Data obtained by law firm Pinsent Masons show there were eight insider dealing investigations opened in 2014/15 compared to 22 in 2015/16.

Between 1 April and 31 July this year, 14 cases have been opened. Since April 2013 the FCA has opened 65 criminal investigations specific to insider dealing.

According to the data, there are 54 cases currently open, including some carried over from the FSA.

Four of the investigations have resulted in regulatory sanctions and 10 ended in criminal prosecutions, of which seven were convicted.

Pinsent Masons senior financial services enforcement lawyer Michael Ruck says: “The process to close an investigation is a long one, which is likely why we have seen just 10 investigations completed since 2013, but we are starting to see more action taken.

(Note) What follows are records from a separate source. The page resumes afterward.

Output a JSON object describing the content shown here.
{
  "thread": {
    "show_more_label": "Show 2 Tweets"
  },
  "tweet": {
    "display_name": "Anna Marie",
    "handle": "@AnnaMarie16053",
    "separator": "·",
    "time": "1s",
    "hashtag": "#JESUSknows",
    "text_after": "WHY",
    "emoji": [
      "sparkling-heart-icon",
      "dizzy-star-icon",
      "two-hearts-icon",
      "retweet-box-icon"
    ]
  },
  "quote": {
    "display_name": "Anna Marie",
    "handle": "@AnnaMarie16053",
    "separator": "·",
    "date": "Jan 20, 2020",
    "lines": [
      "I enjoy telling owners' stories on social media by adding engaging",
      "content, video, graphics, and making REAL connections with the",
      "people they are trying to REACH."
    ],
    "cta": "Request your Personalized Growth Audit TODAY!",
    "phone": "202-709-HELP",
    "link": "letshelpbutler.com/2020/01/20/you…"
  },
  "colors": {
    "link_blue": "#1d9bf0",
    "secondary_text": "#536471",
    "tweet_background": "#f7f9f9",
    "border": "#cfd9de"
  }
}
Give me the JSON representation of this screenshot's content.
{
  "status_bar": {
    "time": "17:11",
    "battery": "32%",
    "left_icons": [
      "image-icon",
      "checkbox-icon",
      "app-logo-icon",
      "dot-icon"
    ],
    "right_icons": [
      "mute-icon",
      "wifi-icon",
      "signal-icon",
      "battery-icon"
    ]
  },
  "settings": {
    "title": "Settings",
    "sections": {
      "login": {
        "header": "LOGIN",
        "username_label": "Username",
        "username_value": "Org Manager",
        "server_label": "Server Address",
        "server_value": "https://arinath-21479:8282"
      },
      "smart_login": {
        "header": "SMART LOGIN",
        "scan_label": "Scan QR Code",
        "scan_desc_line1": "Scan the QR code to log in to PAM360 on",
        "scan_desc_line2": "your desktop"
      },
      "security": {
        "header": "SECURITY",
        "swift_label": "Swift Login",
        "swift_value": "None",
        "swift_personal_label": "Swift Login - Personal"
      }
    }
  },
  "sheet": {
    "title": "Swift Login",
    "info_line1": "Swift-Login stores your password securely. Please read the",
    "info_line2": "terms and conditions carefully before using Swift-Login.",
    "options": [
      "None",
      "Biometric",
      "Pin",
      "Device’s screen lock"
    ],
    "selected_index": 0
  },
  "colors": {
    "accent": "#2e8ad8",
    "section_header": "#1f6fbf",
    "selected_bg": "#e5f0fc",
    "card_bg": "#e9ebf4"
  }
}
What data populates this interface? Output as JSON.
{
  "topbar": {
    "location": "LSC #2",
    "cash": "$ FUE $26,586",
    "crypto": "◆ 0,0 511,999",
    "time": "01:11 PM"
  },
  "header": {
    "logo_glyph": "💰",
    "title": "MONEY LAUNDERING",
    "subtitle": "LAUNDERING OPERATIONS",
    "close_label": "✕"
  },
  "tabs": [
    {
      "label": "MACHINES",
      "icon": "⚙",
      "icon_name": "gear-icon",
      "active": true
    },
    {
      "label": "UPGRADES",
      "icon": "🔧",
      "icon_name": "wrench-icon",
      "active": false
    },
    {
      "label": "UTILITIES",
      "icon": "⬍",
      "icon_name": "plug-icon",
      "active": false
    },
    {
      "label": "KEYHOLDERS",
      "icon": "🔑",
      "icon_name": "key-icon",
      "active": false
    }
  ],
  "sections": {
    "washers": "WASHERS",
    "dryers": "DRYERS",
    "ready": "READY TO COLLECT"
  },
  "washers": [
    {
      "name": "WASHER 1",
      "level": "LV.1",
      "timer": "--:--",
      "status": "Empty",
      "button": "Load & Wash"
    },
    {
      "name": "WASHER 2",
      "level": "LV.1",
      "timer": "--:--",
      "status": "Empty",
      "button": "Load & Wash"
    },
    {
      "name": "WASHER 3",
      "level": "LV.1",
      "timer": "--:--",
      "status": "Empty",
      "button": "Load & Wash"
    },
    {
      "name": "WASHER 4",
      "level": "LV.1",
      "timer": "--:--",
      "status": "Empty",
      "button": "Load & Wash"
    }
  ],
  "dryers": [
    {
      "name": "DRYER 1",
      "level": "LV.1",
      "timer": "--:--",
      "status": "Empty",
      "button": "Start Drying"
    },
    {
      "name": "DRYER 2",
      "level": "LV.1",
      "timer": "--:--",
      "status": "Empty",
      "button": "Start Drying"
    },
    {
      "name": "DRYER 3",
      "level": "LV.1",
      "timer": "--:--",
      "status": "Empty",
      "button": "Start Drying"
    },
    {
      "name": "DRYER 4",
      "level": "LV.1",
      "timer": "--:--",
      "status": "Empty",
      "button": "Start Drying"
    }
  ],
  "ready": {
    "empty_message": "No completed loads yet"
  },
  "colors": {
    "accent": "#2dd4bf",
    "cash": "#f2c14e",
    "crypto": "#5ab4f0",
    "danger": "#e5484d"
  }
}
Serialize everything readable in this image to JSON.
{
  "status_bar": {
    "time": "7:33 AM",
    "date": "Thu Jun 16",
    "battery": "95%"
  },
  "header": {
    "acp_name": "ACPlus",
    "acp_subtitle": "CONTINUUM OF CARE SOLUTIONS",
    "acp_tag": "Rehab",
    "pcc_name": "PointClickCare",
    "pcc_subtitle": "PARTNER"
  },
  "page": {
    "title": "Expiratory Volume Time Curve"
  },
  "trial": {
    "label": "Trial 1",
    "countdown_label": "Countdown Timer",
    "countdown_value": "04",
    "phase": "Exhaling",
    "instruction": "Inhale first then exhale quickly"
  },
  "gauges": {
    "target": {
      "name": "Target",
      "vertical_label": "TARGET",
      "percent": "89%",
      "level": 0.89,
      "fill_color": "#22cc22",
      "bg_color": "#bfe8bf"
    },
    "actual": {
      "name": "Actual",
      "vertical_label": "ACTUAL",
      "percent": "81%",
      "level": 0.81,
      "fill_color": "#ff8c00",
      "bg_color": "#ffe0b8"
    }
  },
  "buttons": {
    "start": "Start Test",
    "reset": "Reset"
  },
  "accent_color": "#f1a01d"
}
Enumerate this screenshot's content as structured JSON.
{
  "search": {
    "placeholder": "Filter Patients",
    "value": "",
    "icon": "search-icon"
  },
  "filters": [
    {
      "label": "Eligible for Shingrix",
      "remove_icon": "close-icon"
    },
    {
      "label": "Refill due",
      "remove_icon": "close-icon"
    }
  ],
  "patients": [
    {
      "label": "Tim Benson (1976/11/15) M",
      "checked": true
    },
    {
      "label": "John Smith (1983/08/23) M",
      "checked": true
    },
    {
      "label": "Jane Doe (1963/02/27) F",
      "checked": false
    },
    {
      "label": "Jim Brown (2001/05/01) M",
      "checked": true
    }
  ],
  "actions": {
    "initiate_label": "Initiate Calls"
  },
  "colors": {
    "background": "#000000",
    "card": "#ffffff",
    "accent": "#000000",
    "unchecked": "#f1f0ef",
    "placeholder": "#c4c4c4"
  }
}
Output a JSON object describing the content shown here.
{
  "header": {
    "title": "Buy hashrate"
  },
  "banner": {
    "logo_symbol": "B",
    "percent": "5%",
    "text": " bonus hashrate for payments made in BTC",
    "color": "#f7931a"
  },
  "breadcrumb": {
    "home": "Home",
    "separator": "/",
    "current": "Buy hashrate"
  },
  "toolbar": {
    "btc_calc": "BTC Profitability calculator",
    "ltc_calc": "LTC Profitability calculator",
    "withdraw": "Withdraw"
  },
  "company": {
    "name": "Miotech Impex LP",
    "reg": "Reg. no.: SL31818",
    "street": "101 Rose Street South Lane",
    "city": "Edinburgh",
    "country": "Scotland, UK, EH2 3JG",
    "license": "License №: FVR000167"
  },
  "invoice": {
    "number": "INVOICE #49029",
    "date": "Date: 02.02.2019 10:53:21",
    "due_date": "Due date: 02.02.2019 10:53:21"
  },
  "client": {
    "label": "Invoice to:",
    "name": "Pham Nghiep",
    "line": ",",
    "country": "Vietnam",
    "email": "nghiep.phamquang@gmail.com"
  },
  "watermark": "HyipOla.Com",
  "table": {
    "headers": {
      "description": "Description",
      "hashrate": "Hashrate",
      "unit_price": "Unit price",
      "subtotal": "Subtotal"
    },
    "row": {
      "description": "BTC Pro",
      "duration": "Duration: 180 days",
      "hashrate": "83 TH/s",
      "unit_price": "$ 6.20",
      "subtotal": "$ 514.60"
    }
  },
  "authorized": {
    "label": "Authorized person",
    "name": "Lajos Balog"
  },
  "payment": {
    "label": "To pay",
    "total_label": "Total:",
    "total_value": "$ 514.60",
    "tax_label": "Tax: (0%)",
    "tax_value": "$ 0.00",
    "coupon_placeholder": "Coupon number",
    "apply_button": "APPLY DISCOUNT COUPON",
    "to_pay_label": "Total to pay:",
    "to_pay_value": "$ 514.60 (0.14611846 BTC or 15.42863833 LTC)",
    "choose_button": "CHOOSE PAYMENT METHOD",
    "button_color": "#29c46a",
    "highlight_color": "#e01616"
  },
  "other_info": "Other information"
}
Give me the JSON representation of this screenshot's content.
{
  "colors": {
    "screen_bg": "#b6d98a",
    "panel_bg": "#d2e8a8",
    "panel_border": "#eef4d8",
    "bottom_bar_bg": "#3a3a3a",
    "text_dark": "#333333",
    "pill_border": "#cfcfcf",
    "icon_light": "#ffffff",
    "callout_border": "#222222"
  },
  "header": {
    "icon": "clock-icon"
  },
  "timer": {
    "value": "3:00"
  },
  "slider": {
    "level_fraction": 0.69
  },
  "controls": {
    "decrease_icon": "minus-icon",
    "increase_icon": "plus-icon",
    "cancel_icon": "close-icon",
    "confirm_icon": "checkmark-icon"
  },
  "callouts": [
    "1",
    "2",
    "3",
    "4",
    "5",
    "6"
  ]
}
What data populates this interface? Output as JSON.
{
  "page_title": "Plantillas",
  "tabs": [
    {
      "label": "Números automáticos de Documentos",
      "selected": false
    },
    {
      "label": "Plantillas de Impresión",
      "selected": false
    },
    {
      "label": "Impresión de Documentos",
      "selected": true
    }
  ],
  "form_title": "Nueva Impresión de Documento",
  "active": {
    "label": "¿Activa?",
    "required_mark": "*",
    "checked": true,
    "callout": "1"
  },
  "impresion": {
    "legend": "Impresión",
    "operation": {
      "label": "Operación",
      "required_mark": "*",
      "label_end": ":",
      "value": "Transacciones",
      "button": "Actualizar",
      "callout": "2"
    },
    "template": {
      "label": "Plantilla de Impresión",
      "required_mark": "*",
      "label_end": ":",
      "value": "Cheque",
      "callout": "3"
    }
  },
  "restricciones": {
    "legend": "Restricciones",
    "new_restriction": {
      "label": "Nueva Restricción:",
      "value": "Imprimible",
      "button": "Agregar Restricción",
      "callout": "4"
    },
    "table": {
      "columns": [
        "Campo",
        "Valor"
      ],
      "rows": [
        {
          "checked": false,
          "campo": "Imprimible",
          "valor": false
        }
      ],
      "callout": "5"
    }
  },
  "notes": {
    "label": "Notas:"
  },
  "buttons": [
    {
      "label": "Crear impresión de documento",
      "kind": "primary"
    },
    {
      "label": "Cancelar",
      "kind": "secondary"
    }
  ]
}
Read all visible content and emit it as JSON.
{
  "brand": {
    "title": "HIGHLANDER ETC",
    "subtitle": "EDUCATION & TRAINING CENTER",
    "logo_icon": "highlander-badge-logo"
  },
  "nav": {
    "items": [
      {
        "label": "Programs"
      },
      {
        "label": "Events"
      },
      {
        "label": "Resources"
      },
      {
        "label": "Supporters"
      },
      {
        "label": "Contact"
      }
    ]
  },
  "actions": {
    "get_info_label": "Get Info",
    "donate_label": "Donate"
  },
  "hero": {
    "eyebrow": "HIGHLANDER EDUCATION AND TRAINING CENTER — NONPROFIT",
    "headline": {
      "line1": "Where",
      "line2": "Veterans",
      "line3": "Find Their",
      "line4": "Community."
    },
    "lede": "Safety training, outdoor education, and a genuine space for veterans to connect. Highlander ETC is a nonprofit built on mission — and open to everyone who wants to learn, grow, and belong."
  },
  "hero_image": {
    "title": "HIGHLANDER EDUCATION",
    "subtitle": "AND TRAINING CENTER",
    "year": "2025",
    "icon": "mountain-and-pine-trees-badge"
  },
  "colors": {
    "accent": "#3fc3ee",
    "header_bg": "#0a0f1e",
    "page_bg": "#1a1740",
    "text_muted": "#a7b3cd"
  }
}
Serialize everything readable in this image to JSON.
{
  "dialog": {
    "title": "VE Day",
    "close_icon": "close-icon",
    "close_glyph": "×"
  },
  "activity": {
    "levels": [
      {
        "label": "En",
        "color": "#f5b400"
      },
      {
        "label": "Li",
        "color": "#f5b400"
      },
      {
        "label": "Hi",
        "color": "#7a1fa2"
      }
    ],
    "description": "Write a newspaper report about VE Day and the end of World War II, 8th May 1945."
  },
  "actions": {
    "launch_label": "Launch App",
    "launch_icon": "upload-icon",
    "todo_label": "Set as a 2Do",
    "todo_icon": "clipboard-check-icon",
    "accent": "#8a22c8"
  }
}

“The FCA is closely reviewing systems and controls that are in place to identify all forms of market abuse meaning that more suspicious activity is brought to life. This focus has led to a greater increase in the number of investigations into insider dealing.”

In May, Martyn Dodgson, formerly of Lehman Brothers, Morgan Stanley and Deutsche Bank, and Andrew Hind, a qualified chartered accountant, were convicted of insider dealing in the largest-ever investigation of its kind undertaken by the FCA.

Also in May, former Towry adviser Mark Taylor was fined £36,285 by the FCA and banned for at least two years for insider dealing.